EXERCISE INSTRUCTIONS:
The response must consist of the records below, copied exactly.

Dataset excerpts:
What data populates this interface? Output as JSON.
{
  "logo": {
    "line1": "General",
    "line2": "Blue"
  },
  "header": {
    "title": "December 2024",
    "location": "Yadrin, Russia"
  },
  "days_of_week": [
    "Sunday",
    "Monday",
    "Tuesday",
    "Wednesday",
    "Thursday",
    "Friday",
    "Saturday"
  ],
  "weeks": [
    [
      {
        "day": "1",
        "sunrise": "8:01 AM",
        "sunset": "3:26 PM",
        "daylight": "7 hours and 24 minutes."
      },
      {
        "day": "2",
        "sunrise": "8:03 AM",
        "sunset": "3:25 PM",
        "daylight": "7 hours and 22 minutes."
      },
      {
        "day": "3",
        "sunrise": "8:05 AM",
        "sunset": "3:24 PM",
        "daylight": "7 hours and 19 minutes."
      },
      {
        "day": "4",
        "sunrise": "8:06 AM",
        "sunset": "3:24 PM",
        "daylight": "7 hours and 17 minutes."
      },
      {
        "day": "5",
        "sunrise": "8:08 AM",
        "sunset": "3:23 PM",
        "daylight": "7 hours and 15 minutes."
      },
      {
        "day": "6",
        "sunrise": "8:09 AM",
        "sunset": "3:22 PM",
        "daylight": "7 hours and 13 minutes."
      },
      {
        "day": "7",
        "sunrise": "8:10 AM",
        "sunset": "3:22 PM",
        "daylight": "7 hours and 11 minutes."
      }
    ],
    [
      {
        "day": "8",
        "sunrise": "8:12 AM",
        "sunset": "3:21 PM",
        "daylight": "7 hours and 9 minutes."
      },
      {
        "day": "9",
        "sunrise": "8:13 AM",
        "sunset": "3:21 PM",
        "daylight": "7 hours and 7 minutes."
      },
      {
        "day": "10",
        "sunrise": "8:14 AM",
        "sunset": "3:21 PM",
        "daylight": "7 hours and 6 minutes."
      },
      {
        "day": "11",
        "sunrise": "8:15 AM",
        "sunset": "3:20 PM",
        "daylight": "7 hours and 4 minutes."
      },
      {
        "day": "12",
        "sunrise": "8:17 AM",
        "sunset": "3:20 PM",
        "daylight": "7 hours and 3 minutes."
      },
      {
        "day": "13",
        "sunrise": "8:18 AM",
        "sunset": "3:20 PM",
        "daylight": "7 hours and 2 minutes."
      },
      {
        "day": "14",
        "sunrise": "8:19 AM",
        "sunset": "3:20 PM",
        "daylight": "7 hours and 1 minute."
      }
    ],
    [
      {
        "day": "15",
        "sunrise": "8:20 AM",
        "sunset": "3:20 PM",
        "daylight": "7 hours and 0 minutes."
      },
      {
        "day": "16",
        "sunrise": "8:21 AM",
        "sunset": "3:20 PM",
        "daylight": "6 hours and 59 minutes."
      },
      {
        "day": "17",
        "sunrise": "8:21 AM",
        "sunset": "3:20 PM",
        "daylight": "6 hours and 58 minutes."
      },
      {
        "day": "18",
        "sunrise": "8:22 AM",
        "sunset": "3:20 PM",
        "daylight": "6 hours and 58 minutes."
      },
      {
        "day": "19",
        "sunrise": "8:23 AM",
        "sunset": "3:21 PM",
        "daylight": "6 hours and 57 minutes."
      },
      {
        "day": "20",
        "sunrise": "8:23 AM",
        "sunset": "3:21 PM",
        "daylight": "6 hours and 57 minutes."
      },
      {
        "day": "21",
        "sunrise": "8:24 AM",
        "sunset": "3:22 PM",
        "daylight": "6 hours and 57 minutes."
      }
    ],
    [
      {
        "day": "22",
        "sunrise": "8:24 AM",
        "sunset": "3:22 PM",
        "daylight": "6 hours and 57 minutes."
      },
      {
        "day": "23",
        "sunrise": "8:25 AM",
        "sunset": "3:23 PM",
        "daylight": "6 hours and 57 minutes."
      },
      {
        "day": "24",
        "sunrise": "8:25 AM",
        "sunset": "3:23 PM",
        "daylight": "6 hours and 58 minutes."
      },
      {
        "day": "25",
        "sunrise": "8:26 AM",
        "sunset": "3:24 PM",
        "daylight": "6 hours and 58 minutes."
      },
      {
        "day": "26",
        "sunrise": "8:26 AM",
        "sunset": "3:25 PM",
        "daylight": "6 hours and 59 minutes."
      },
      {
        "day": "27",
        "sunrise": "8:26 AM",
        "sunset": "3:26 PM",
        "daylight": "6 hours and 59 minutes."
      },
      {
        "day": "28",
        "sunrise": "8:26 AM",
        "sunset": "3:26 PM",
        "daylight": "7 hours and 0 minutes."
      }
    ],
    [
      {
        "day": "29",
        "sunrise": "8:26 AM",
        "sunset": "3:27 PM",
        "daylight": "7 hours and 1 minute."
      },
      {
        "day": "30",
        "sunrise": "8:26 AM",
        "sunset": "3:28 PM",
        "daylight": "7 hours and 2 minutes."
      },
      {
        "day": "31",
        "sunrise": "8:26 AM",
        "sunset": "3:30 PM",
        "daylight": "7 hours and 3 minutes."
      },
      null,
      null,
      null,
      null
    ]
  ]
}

SOLUTION:
What data populates this interface? Output as JSON.
{
  "logo": {
    "line1": "General",
    "line2": "Blue"
  },
  "header": {
    "title": "December 2024",
    "location": "Yadrin, Russia"
  },
  "days_of_week": [
    "Sunday",
    "Monday",
    "Tuesday",
    "Wednesday",
    "Thursday",
    "Friday",
    "Saturday"
  ],
  "weeks": [
    [
      {
        "day": "1",
        "sunrise": "8:01 AM",
        "sunset": "3:26 PM",
        "daylight": "7 hours and 24 minutes."
      },
      {
        "day": "2",
        "sunrise": "8:03 AM",
        "sunset": "3:25 PM",
        "daylight": "7 hours and 22 minutes."
      },
      {
        "day": "3",
        "sunrise": "8:05 AM",
        "sunset": "3:24 PM",
        "daylight": "7 hours and 19 minutes."
      },
      {
        "day": "4",
        "sunrise": "8:06 AM",
        "sunset": "3:24 PM",
        "daylight": "7 hours and 17 minutes."
      },
      {
        "day": "5",
        "sunrise": "8:08 AM",
        "sunset": "3:23 PM",
        "daylight": "7 hours and 15 minutes."
      },
      {
        "day": "6",
        "sunrise": "8:09 AM",
        "sunset": "3:22 PM",
        "daylight": "7 hours and 13 minutes."
      },
      {
        "day": "7",
        "sunrise": "8:10 AM",
        "sunset": "3:22 PM",
        "daylight": "7 hours and 11 minutes."
      }
    ],
    [
      {
        "day": "8",
        "sunrise": "8:12 AM",
        "sunset": "3:21 PM",
        "daylight": "7 hours and 9 minutes."
      },
      {
        "day": "9",
        "sunrise": "8:13 AM",
        "sunset": "3:21 PM",
        "daylight": "7 hours and 7 minutes."
      },
      {
        "day": "10",
        "sunrise": "8:14 AM",
        "sunset": "3:21 PM",
        "daylight": "7 hours and 6 minutes."
      },
      {
        "day": "11",
        "sunrise": "8:15 AM",
        "sunset": "3:20 PM",
        "daylight": "7 hours and 4 minutes."
      },
      {
        "day": "12",
        "sunrise": "8:17 AM",
        "sunset": "3:20 PM",
        "daylight": "7 hours and 3 minutes."
      },
      {
        "day": "13",
        "sunrise": "8:18 AM",
        "sunset": "3:20 PM",
        "daylight": "7 hours and 2 minutes."
      },
      {
        "day": "14",
        "sunrise": "8:19 AM",
        "sunset": "3:20 PM",
        "daylight": "7 hours and 1 minute."
      }
    ],
    [
      {
        "day": "15",
        "sunrise": "8:20 AM",
        "sunset": "3:20 PM",
        "daylight": "7 hours and 0 minutes."
      },
      {
        "day": "16",
        "sunrise": "8:21 AM",
        "sunset": "3:20 PM",
        "daylight": "6 hours and 59 minutes."
      },
      {
        "day": "17",
        "sunrise": "8:21 AM",
        "sunset": "3:20 PM",
        "daylight": "6 hours and 58 minutes."
      },
      {
        "day": "18",
        "sunrise": "8:22 AM",
        "sunset": "3:20 PM",
        "daylight": "6 hours and 58 minutes."
      },
      {
        "day": "19",
        "sunrise": "8:23 AM",
        "sunset": "3:21 PM",
        "daylight": "6 hours and 57 minutes."
      },
      {
        "day": "20",
        "sunrise": "8:23 AM",
        "sunset": "3:21 PM",
        "daylight": "6 hours and 57 minutes."
      },
      {
        "day": "21",
        "sunrise": "8:24 AM",
        "sunset": "3:22 PM",
        "daylight": "6 hours and 57 minutes."
      }
    ],
    [
      {
        "day": "22",
        "sunrise": "8:24 AM",
        "sunset": "3:22 PM",
        "daylight": "6 hours and 57 minutes."
      },
      {
        "day": "23",
        "sunrise": "8:25 AM",
        "sunset": "3:23 PM",
        "daylight": "6 hours and 57 minutes."
      },
      {
        "day": "24",
        "sunrise": "8:25 AM",
        "sunset": "3:23 PM",
        "daylight": "6 hours and 58 minutes."
      },
      {
        "day": "25",
        "sunrise": "8:26 AM",
        "sunset": "3:24 PM",
        "daylight": "6 hours and 58 minutes."
      },
      {
        "day": "26",
        "sunrise": "8:26 AM",
        "sunset": "3:25 PM",
        "daylight": "6 hours and 59 minutes."
      },
      {
        "day": "27",
        "sunrise": "8:26 AM",
        "sunset": "3:26 PM",
        "daylight": "6 hours and 59 minutes."
      },
      {
        "day": "28",
        "sunrise": "8:26 AM",
        "sunset": "3:26 PM",
        "daylight": "7 hours and 0 minutes."
      }
    ],
    [
      {
        "day": "29",
        "sunrise": "8:26 AM",
        "sunset": "3:27 PM",
        "daylight": "7 hours and 1 minute."
      },
      {
        "day": "30",
        "sunrise": "8:26 AM",
        "sunset": "3:28 PM",
        "daylight": "7 hours and 2 minutes."
      },
      {
        "day": "31",
        "sunrise": "8:26 AM",
        "sunset": "3:30 PM",
        "daylight": "7 hours and 3 minutes."
      },
      null,
      null,
      null,
      null
    ]
  ]
}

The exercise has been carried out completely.